PROBLEM TO WORK ON
Below are the data; count the lines with the string "Pesantren" in them and give that number only.

┌──

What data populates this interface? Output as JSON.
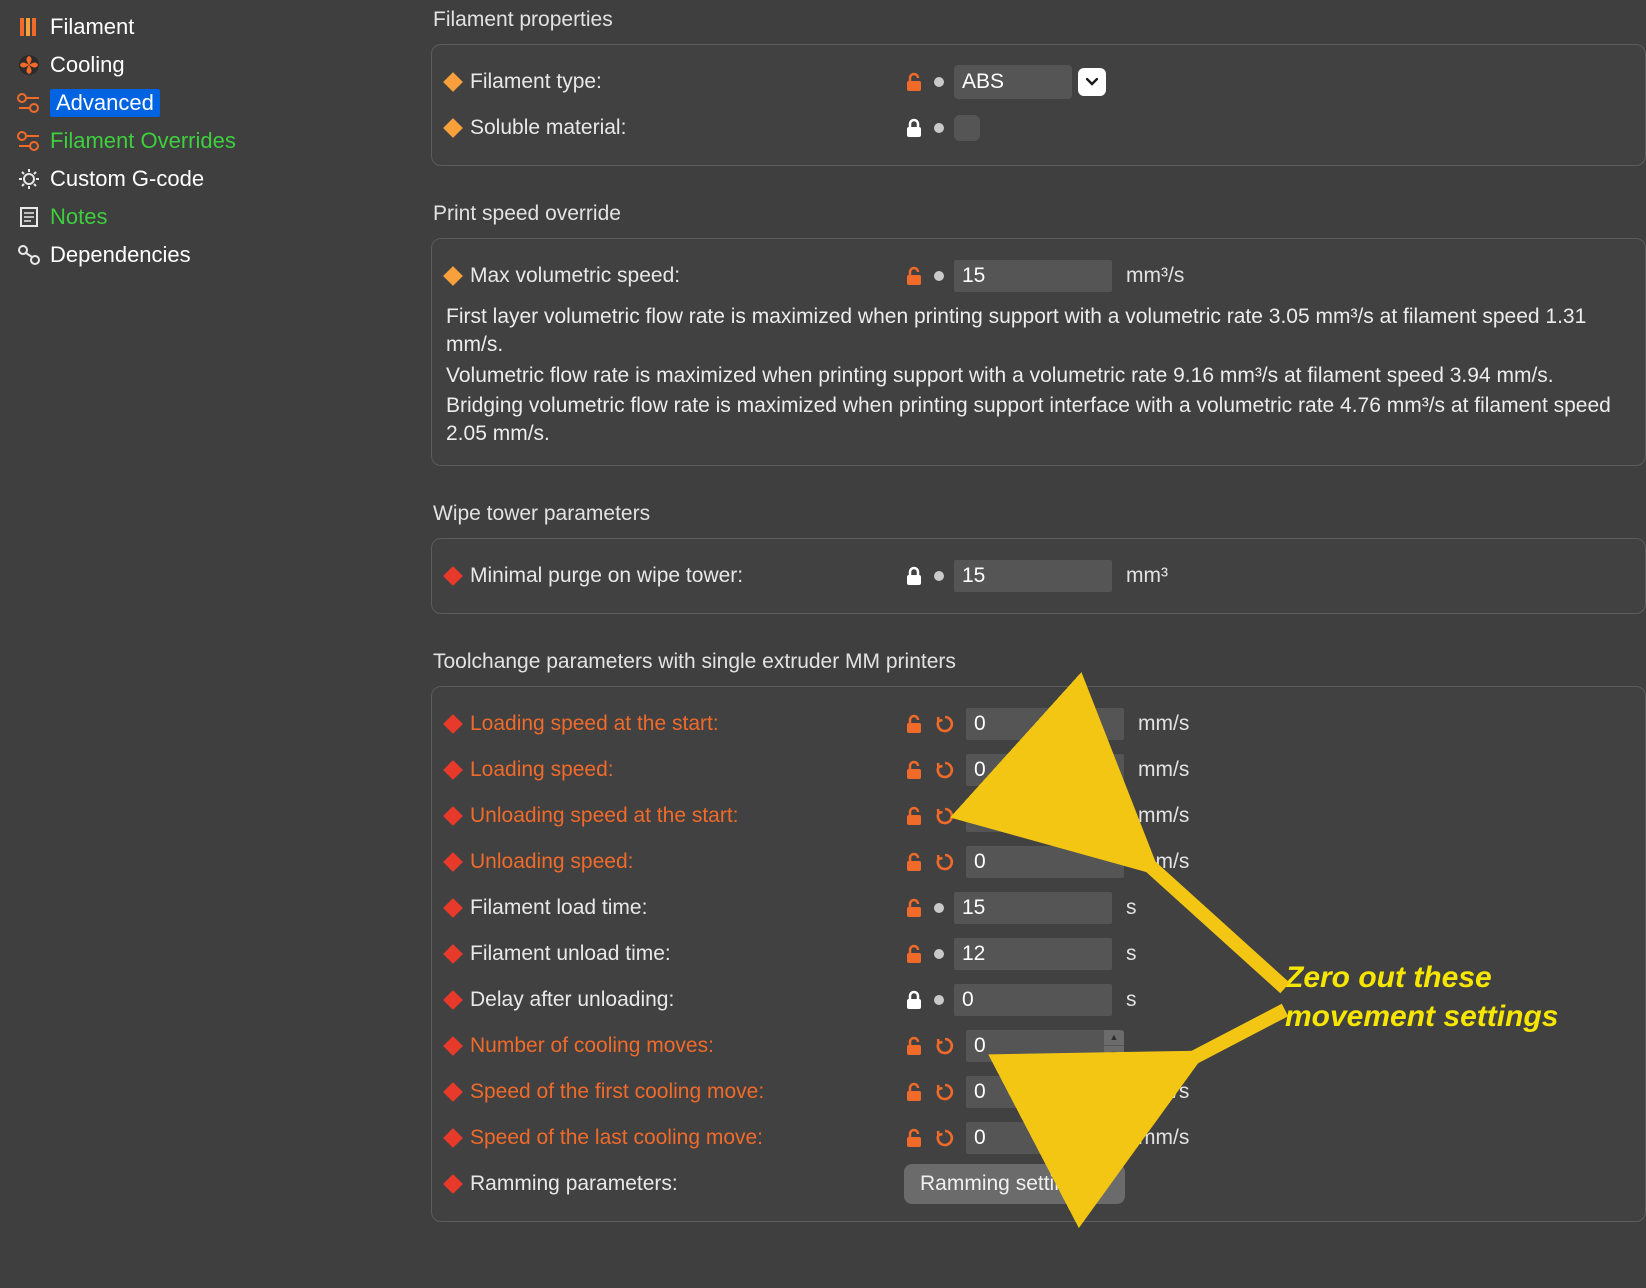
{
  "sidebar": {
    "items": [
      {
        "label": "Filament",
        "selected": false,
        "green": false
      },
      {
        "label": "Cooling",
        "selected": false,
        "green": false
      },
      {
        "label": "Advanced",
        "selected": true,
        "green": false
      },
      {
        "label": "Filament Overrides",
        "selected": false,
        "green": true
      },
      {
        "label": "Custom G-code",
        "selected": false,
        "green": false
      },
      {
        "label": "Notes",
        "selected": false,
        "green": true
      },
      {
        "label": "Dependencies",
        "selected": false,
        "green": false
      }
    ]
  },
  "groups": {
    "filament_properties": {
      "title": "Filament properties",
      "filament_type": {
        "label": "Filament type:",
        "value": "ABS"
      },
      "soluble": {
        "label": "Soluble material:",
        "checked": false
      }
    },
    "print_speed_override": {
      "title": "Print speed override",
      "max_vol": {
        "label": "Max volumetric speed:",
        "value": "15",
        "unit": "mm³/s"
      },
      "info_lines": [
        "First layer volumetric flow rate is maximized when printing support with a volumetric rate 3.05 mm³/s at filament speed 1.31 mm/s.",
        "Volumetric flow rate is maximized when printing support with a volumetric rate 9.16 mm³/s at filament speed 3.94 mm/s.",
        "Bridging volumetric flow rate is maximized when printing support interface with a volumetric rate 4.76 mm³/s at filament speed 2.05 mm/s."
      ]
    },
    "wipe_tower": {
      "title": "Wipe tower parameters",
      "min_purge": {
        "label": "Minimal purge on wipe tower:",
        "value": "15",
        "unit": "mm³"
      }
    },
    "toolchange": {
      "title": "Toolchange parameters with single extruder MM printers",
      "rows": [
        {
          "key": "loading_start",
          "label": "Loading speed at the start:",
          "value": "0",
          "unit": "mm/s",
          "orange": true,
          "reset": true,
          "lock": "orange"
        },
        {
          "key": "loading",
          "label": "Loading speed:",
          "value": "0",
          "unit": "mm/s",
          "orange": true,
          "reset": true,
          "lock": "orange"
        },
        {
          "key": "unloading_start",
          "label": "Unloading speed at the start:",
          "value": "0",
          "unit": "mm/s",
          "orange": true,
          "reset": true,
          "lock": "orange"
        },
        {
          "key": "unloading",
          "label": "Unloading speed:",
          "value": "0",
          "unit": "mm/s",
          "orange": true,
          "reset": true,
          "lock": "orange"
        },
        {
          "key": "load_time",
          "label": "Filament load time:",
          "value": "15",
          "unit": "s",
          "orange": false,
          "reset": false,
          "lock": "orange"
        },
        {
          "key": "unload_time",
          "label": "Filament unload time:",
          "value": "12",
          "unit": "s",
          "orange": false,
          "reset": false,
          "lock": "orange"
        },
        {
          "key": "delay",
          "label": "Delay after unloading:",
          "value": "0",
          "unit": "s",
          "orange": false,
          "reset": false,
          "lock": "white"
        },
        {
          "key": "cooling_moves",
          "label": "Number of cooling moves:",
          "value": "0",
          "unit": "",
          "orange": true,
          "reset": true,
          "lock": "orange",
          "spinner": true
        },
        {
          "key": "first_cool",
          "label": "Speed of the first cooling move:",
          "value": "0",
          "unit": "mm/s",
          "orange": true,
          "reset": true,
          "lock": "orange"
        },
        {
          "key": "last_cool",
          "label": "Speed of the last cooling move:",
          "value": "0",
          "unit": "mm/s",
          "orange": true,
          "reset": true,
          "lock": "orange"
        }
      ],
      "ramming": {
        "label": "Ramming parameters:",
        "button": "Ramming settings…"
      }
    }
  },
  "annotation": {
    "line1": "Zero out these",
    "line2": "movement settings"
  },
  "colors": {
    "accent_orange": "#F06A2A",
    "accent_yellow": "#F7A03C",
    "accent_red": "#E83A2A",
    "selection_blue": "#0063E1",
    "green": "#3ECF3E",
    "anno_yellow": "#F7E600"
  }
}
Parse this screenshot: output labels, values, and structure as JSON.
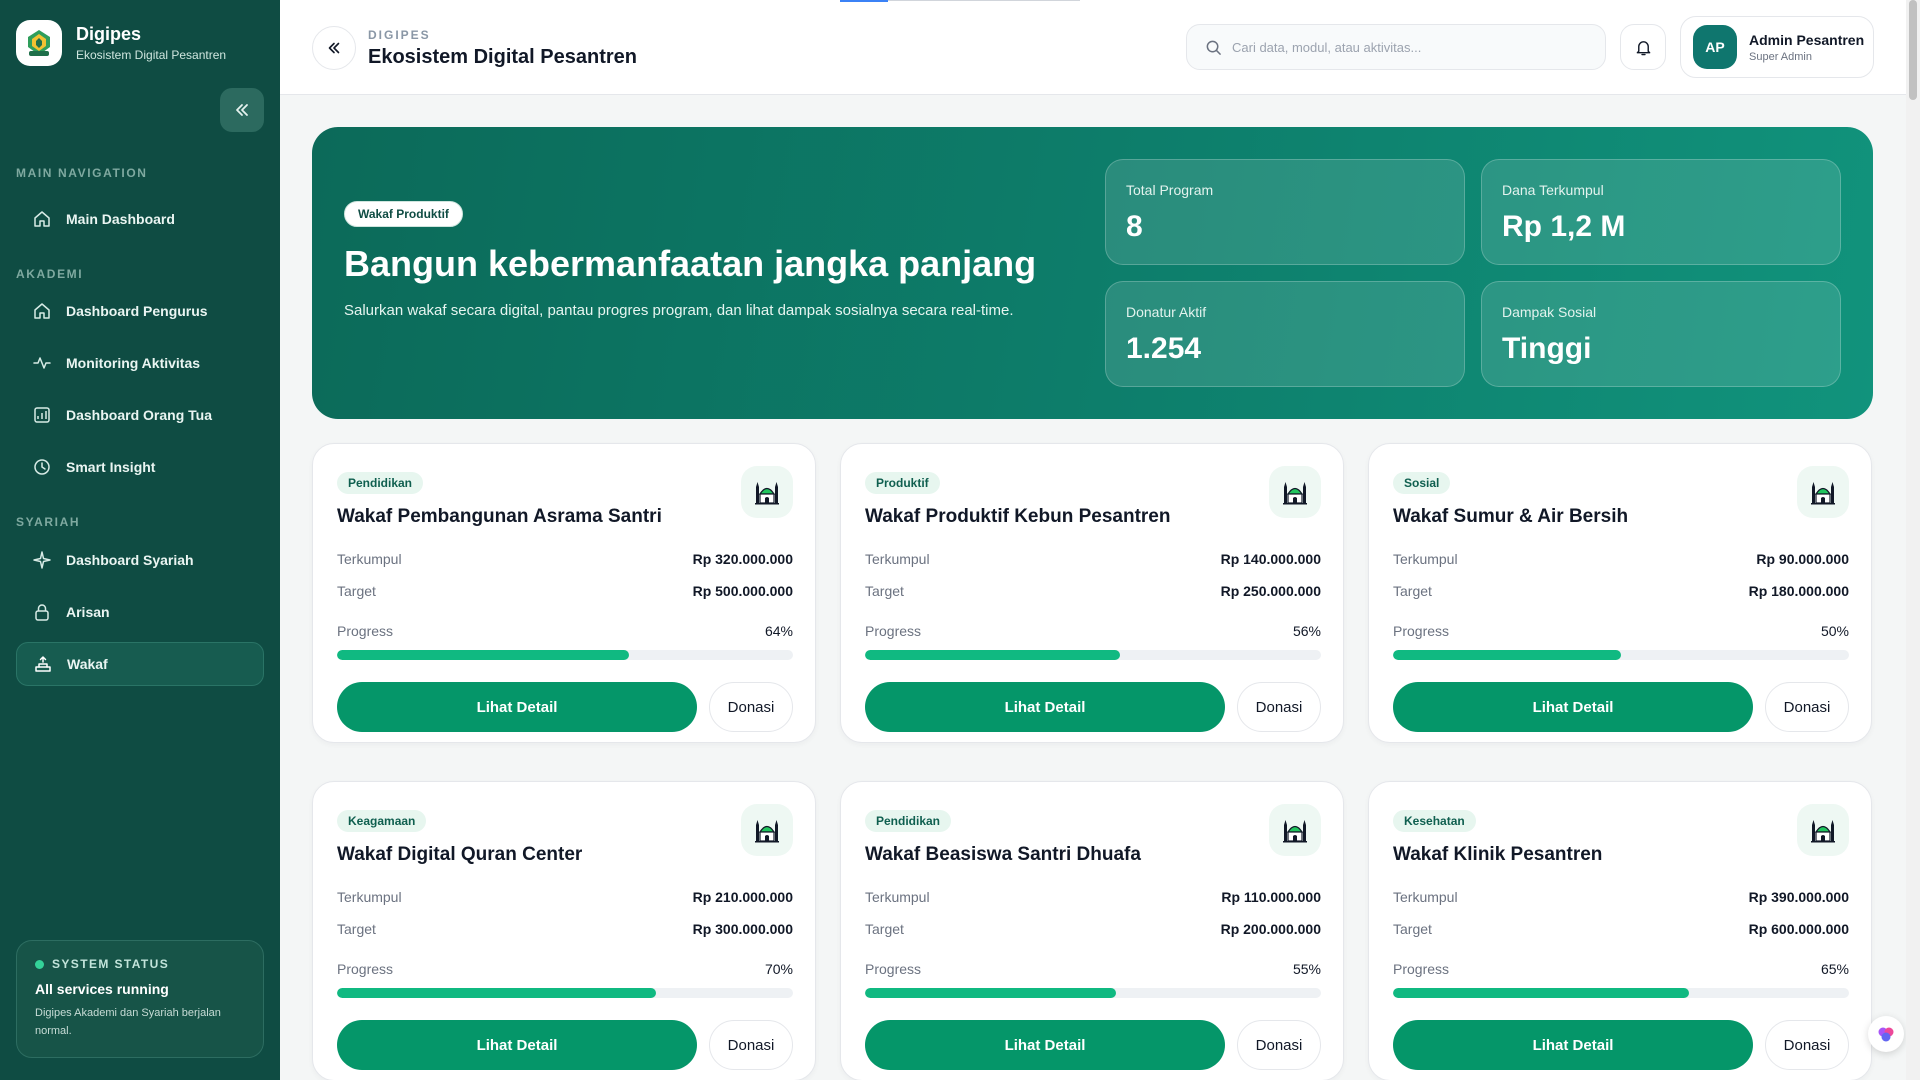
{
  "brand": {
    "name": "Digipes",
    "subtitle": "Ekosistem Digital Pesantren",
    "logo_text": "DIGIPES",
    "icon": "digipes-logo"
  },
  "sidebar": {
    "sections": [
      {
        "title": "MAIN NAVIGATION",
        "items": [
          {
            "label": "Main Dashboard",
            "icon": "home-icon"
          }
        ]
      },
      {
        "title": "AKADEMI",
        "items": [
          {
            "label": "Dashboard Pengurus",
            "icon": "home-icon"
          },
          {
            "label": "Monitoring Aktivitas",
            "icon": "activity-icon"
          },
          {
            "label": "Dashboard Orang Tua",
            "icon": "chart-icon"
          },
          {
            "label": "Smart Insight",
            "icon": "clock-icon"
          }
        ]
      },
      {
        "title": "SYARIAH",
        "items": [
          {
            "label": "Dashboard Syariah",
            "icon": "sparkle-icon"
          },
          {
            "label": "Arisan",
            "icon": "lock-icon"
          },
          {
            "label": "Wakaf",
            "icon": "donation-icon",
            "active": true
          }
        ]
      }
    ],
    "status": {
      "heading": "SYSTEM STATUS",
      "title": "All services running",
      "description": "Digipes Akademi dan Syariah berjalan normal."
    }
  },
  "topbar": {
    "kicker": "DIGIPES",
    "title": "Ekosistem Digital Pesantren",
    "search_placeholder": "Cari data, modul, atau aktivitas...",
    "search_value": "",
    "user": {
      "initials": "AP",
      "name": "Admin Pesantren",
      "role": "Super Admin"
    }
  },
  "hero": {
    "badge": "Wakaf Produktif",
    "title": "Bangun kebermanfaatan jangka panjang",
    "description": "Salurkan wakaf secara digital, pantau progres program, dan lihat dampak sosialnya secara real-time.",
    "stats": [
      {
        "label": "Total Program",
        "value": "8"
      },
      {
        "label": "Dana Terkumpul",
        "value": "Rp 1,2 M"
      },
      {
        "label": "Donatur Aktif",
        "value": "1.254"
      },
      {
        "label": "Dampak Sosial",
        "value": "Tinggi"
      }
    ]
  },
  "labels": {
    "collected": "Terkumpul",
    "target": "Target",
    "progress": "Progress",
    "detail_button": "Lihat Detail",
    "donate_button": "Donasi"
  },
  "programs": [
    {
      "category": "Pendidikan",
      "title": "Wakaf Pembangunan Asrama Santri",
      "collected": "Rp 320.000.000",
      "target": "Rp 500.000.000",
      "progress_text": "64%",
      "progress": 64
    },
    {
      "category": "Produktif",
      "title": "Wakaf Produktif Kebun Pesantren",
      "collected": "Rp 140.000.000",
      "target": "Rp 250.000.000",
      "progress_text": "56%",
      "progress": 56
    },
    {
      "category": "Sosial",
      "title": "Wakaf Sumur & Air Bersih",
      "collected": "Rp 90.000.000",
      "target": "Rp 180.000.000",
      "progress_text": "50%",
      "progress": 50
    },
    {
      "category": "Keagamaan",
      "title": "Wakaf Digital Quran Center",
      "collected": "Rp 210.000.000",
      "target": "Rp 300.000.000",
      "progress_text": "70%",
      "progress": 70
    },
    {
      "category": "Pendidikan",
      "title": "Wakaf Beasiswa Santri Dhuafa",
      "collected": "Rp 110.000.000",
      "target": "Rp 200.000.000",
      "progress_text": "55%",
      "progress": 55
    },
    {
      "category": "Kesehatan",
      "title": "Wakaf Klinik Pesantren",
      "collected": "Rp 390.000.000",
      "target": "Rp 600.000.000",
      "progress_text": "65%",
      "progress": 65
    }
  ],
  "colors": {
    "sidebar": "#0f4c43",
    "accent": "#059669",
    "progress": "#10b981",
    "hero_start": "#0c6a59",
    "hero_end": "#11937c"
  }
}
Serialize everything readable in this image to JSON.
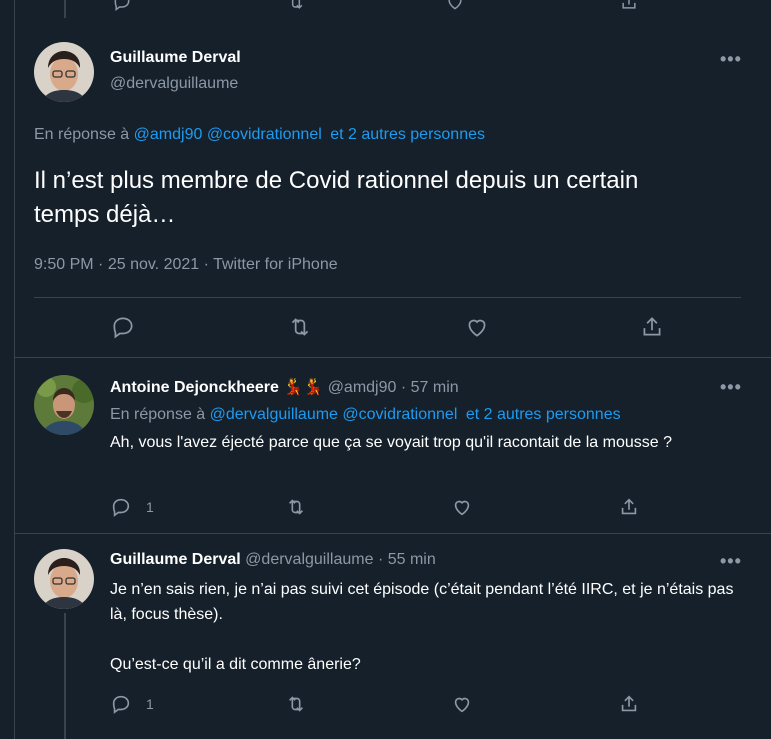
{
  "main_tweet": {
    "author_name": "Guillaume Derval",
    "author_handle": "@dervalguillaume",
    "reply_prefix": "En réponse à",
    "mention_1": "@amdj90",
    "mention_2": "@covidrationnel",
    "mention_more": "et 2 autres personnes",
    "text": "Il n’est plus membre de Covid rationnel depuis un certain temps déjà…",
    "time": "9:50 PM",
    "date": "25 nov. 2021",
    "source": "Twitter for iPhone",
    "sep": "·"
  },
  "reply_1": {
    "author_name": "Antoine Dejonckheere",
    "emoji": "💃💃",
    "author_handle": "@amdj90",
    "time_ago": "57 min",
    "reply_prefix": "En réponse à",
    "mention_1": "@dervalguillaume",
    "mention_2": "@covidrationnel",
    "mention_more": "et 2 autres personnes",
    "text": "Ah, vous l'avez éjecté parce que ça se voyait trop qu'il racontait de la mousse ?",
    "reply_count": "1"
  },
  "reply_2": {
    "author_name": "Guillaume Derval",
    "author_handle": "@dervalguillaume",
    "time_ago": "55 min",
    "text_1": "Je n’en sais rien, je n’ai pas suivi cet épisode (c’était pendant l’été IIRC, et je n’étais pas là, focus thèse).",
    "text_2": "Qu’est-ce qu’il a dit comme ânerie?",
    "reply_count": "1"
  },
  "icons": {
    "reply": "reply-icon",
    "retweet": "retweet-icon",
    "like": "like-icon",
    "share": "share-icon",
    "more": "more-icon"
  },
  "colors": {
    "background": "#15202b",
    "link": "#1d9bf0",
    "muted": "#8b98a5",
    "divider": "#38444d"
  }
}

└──

WRITTEN ANSWER
5